So how come Europeans (yes, I include Brits in this designation) do not care more? The CAP underwent a considerable reform process between 2010 and 2014. Yet, in those years there has been no broad public debate about what the long-term objectives, specific aims, and concrete measures of this policy should be. How is it possible that, us, European citizens, barely noticed while our national and European decision-makers debated how to spend our taxpayers’ and citizens’ money? How is it possible that in the 2009 and 2014 European elections, thus just before and after the reform, food and agriculture barely made it on the agenda of the electoral debates?

At Nourish these are questions we have asked ourselves. The answers are not simple, nor are the solutions. For the event Towards a Citizens’ Agricultural Policy, we have gathered an impressive and varied panel of experts with whom we will explore solutions to improve democratic participation in food and farming policies.

To help us better understand the intricate EU system, Alyn Smith, Faustine Bas-Defossez and Samuel Féret will share their experience from the last reform and insights into CAP policy processes in the EU.

Alyn is a Scottish MEP and a member of the Committee in the European Parliament that handled the CAP reform, Comagri. During the 2010-2014 reform he was one of the shadow rapporteurs on the rural development file, which means that he is the perfect person to share precious insider’s knowledge about the role of the European Parliament in CAP reforms.
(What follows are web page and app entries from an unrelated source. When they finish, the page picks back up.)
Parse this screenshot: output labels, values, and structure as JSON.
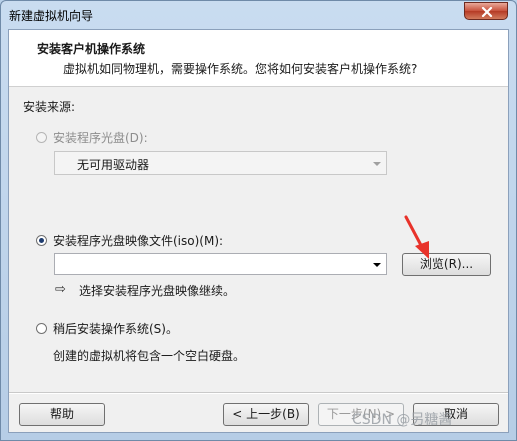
{
  "window": {
    "title": "新建虚拟机向导"
  },
  "header": {
    "title": "安装客户机操作系统",
    "description": "虚拟机如同物理机，需要操作系统。您将如何安装客户机操作系统?"
  },
  "source": {
    "label": "安装来源:",
    "disc_option": {
      "label": "安装程序光盘(D):",
      "selected": false,
      "enabled": false
    },
    "disc_drive": {
      "value": "无可用驱动器",
      "enabled": false
    },
    "iso_option": {
      "label": "安装程序光盘映像文件(iso)(M):",
      "selected": true
    },
    "iso_path": {
      "value": ""
    },
    "browse_label": "浏览(R)...",
    "hint": "选择安装程序光盘映像继续。",
    "later_option": {
      "label": "稍后安装操作系统(S)。",
      "selected": false
    },
    "later_desc": "创建的虚拟机将包含一个空白硬盘。"
  },
  "footer": {
    "help_label": "帮助",
    "back_label": "< 上一步(B)",
    "next_label": "下一步(N) >",
    "cancel_label": "取消"
  },
  "watermark": "CSDN @另糖酱",
  "colors": {
    "annotation_arrow": "#e8322a",
    "title_bar": "#c9dcf0"
  },
  "icons": {
    "close": "close-icon",
    "hint": "right-arrow-icon",
    "annotation": "red-arrow-icon"
  }
}
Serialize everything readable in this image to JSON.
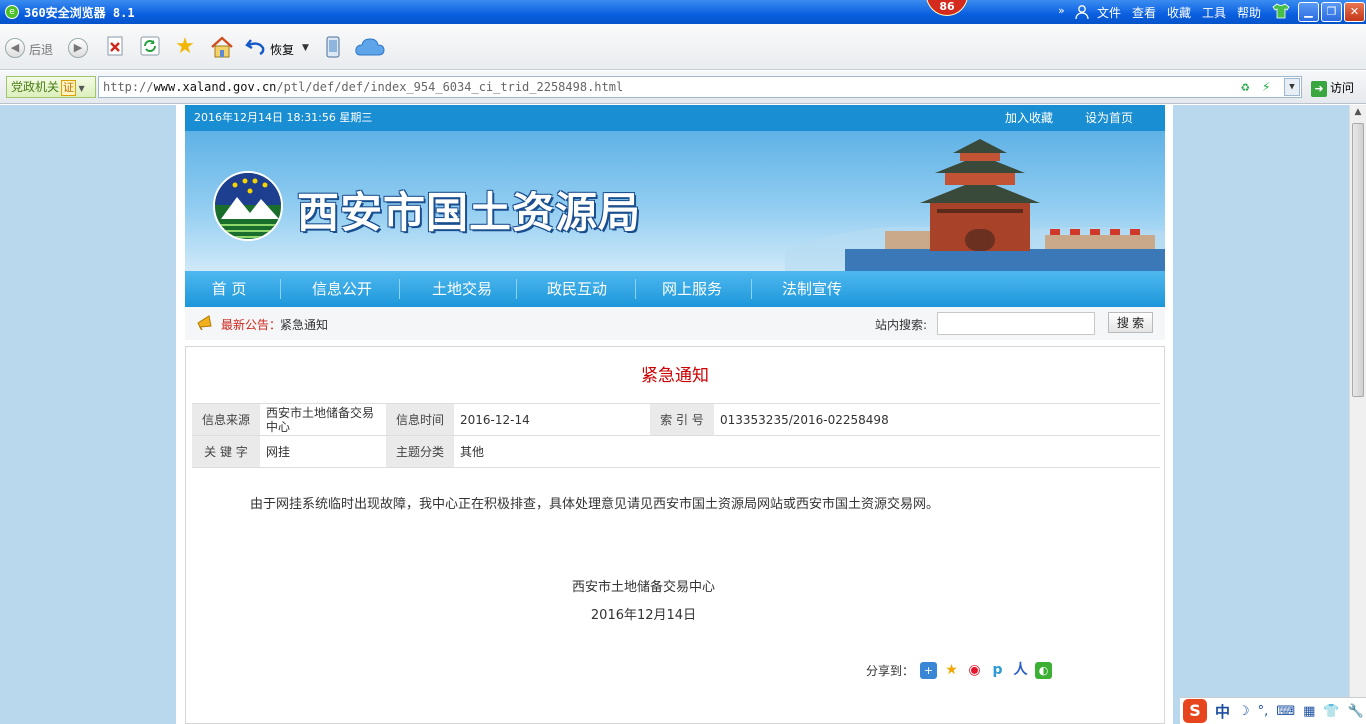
{
  "browser": {
    "title": "360安全浏览器 8.1",
    "badge_count": "86",
    "menu": [
      "文件",
      "查看",
      "收藏",
      "工具",
      "帮助"
    ],
    "toolbar": {
      "back": "后退",
      "restore": "恢复"
    },
    "address": {
      "gov_tag": "党政机关",
      "cert": "证",
      "url_scheme": "http://",
      "url_host": "www.xaland.gov.cn",
      "url_path": "/ptl/def/def/index_954_6034_ci_trid_2258498.html",
      "visit": "访问"
    }
  },
  "site": {
    "datetime": "2016年12月14日 18:31:56 星期三",
    "add_favorite": "加入收藏",
    "set_home": "设为首页",
    "logo_text": "西安市国土资源局",
    "nav": [
      "首 页",
      "信息公开",
      "土地交易",
      "政民互动",
      "网上服务",
      "法制宣传"
    ],
    "notice_label": "最新公告：",
    "notice_text": "紧急通知",
    "search_label": "站内搜索:",
    "search_value": "",
    "search_button": "搜 索"
  },
  "article": {
    "title": "紧急通知",
    "meta": {
      "source_label": "信息来源",
      "source_value": "西安市土地储备交易中心",
      "time_label": "信息时间",
      "time_value": "2016-12-14",
      "index_label": "索 引 号",
      "index_value": "013353235/2016-02258498",
      "keyword_label": "关 键 字",
      "keyword_value": "网挂",
      "topic_label": "主题分类",
      "topic_value": "其他"
    },
    "body": "由于网挂系统临时出现故障，我中心正在积极排查，具体处理意见请见西安市国土资源局网站或西安市国土资源交易网。",
    "sign_org": "西安市土地储备交易中心",
    "sign_date": "2016年12月14日",
    "share_label": "分享到："
  },
  "ime": {
    "mode": "中"
  },
  "colors": {
    "titlebar": "#0a5fe0",
    "site_blue": "#1a8ed3",
    "nav_blue": "#1c97da",
    "title_red": "#cc0000",
    "page_bg": "#b9d8ee"
  }
}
Faustine was Agricultural Policy Officer at the European Environmental Bureau, EEB, when the last reform started. As the European environmental umbrella organisation, the EEB is a crucial player in agricultural matters. Faustine led the EEB’s advocacy campaign towards the EU institutions throughout the last CAP reform. She will share with us her first-hand experience about how civil society can influence European institutions.

Samuel is a CAP veteran. In the last reform, he played a crucial role as coordinator of the Agricultural and Rural Convention 2020, Arc2020. Building on the experience of previous reforms, Arc2020 strived to promote cooperation between civil society organisations and dialogue with European decision-makers, not only during the early stages of the reform, but throughout the whole process. By organising large public campaigns throughout 2012 and 2013, Arc2020 made a great contribution to improving public participation in the CAP policy process (for example, look up their Go M.A.D. campaign and Good Food Marches).

In addition to these EU and CAP experts, we have asked an expert of food system governance, Nora McKeon, to join us for these fascinating discussions. Nora has had a long career at the UN Food and Agriculture Organisation that culminated in her being in charge of the overall direction of FAO’s relations with civil society. She will be coming up to Edinburgh to share with us her extensive experience of strengthening civil society organisations and social movements’ participation in policy processes.

I hope by now you agree with us that this all sounds extremely interesting. Yet, these are only our international keynote speakers, there will be many more who will focus on the UK and the local levels. More about this soon, in the next blog post!

NB: There are still free spaces! If you would like to attend, get in touch with Célia at